Records to process:
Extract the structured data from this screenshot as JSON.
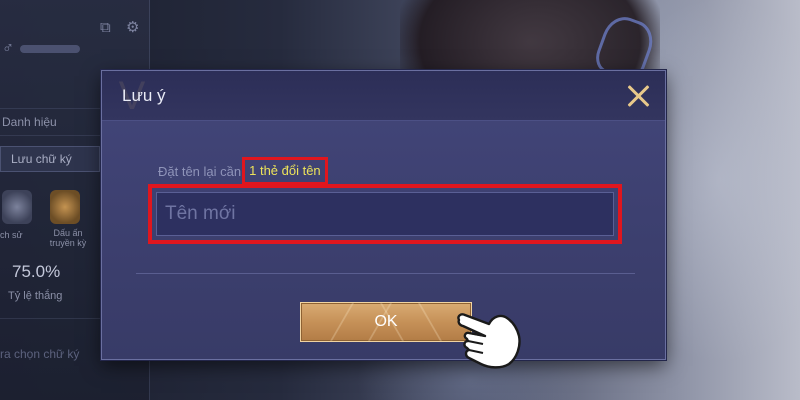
{
  "side_panel": {
    "title_label": "Danh hiệu",
    "save_signature_label": "Lưu chữ ký",
    "stat1_label": "ch sử",
    "stat2_label_line1": "Dấu ấn",
    "stat2_label_line2": "truyền kỳ",
    "win_rate_value": "75.0%",
    "win_rate_label": "Tỷ lệ thắng",
    "choose_signature_label": "ra chọn chữ ký"
  },
  "modal": {
    "title": "Lưu ý",
    "hint_prefix": "Đặt tên lại cần",
    "hint_highlight": "1 thẻ đổi tên",
    "name_input": {
      "placeholder": "Tên mới",
      "value": ""
    },
    "ok_label": "OK"
  },
  "colors": {
    "accent_gold": "#e8c98a",
    "highlight_yellow": "#ece25a",
    "annotation_red": "#e0161e",
    "modal_bg": "#3d4070"
  },
  "icons": {
    "close": "close-icon",
    "hand_pointer": "hand-pointer-icon",
    "gender": "male-icon",
    "settings": "gear-icon"
  }
}
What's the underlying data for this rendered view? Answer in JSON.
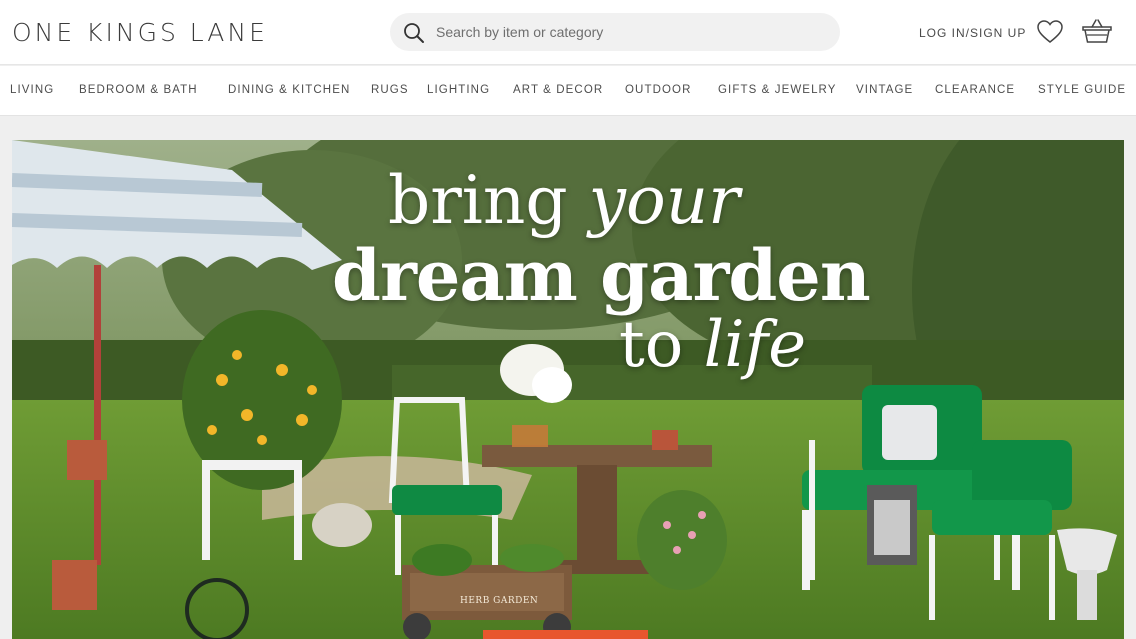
{
  "header": {
    "logo": "ONE KINGS LANE",
    "search_placeholder": "Search by item or category",
    "login_label": "LOG IN/SIGN UP",
    "icons": [
      "search-icon",
      "heart-icon",
      "basket-icon"
    ]
  },
  "nav": {
    "items": [
      {
        "label": "LIVING"
      },
      {
        "label": "BEDROOM & BATH"
      },
      {
        "label": "DINING & KITCHEN"
      },
      {
        "label": "RUGS"
      },
      {
        "label": "LIGHTING"
      },
      {
        "label": "ART & DECOR"
      },
      {
        "label": "OUTDOOR"
      },
      {
        "label": "GIFTS & JEWELRY"
      },
      {
        "label": "VINTAGE"
      },
      {
        "label": "CLEARANCE"
      },
      {
        "label": "STYLE GUIDE"
      }
    ]
  },
  "hero": {
    "line1_a": "bring ",
    "line1_b": "your",
    "line2": "dream garden",
    "line3_a": "to ",
    "line3_b": "life",
    "cart_sign": "HERB GARDEN",
    "cta_color": "#e8562e"
  },
  "colors": {
    "text": "#4d4d4d",
    "search_bg": "#f1f1f1",
    "page_bg": "#efefef",
    "grass": "#5f8f2e"
  }
}
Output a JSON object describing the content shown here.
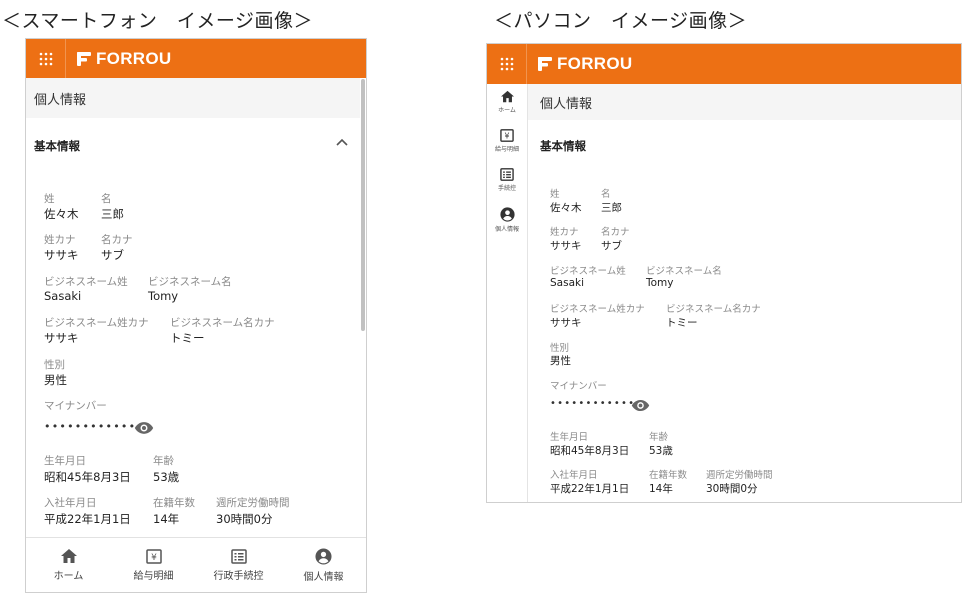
{
  "captions": {
    "smartphone": "＜スマートフォン　イメージ画像＞",
    "pc": "＜パソコン　イメージ画像＞"
  },
  "app": {
    "logo_text": "FORROU",
    "accent_color": "#ed7014",
    "page_title": "個人情報",
    "section_title": "基本情報"
  },
  "icons": {
    "grid": "grid-icon",
    "chevron": "chevron-up-icon",
    "eye": "eye-icon",
    "home": "home-icon",
    "salary": "yen-slip-icon",
    "procedure": "form-icon",
    "profile": "account-circle-icon"
  },
  "fields": {
    "last_name": {
      "label": "姓",
      "value": "佐々木"
    },
    "first_name": {
      "label": "名",
      "value": "三郎"
    },
    "last_name_kana": {
      "label": "姓カナ",
      "value": "ササキ"
    },
    "first_name_kana": {
      "label": "名カナ",
      "value": "サブ"
    },
    "business_last": {
      "label": "ビジネスネーム姓",
      "value": "Sasaki"
    },
    "business_first": {
      "label": "ビジネスネーム名",
      "value": "Tomy"
    },
    "business_last_kana": {
      "label": "ビジネスネーム姓カナ",
      "value": "ササキ"
    },
    "business_first_kana": {
      "label": "ビジネスネーム名カナ",
      "value": "トミー"
    },
    "gender": {
      "label": "性別",
      "value": "男性"
    },
    "my_number": {
      "label": "マイナンバー",
      "value": "••••••••••••"
    },
    "birthday": {
      "label": "生年月日",
      "value": "昭和45年8月3日"
    },
    "age": {
      "label": "年齢",
      "value": "53歳"
    },
    "join_date": {
      "label": "入社年月日",
      "value": "平成22年1月1日"
    },
    "tenure": {
      "label": "在籍年数",
      "value": "14年"
    },
    "weekly_hours": {
      "label": "週所定労働時間",
      "value": "30時間0分"
    }
  },
  "nav": {
    "smartphone": [
      "ホーム",
      "給与明細",
      "行政手続控",
      "個人情報"
    ],
    "pc": [
      "ホーム",
      "給与明細",
      "手続控",
      "個人情報"
    ]
  }
}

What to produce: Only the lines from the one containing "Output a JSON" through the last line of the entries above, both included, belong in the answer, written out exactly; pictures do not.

Reply to the exercise:
Output a JSON object describing the content shown here.
{
  "captions": {
    "smartphone": "＜スマートフォン　イメージ画像＞",
    "pc": "＜パソコン　イメージ画像＞"
  },
  "app": {
    "logo_text": "FORROU",
    "accent_color": "#ed7014",
    "page_title": "個人情報",
    "section_title": "基本情報"
  },
  "icons": {
    "grid": "grid-icon",
    "chevron": "chevron-up-icon",
    "eye": "eye-icon",
    "home": "home-icon",
    "salary": "yen-slip-icon",
    "procedure": "form-icon",
    "profile": "account-circle-icon"
  },
  "fields": {
    "last_name": {
      "label": "姓",
      "value": "佐々木"
    },
    "first_name": {
      "label": "名",
      "value": "三郎"
    },
    "last_name_kana": {
      "label": "姓カナ",
      "value": "ササキ"
    },
    "first_name_kana": {
      "label": "名カナ",
      "value": "サブ"
    },
    "business_last": {
      "label": "ビジネスネーム姓",
      "value": "Sasaki"
    },
    "business_first": {
      "label": "ビジネスネーム名",
      "value": "Tomy"
    },
    "business_last_kana": {
      "label": "ビジネスネーム姓カナ",
      "value": "ササキ"
    },
    "business_first_kana": {
      "label": "ビジネスネーム名カナ",
      "value": "トミー"
    },
    "gender": {
      "label": "性別",
      "value": "男性"
    },
    "my_number": {
      "label": "マイナンバー",
      "value": "••••••••••••"
    },
    "birthday": {
      "label": "生年月日",
      "value": "昭和45年8月3日"
    },
    "age": {
      "label": "年齢",
      "value": "53歳"
    },
    "join_date": {
      "label": "入社年月日",
      "value": "平成22年1月1日"
    },
    "tenure": {
      "label": "在籍年数",
      "value": "14年"
    },
    "weekly_hours": {
      "label": "週所定労働時間",
      "value": "30時間0分"
    }
  },
  "nav": {
    "smartphone": [
      "ホーム",
      "給与明細",
      "行政手続控",
      "個人情報"
    ],
    "pc": [
      "ホーム",
      "給与明細",
      "手続控",
      "個人情報"
    ]
  }
}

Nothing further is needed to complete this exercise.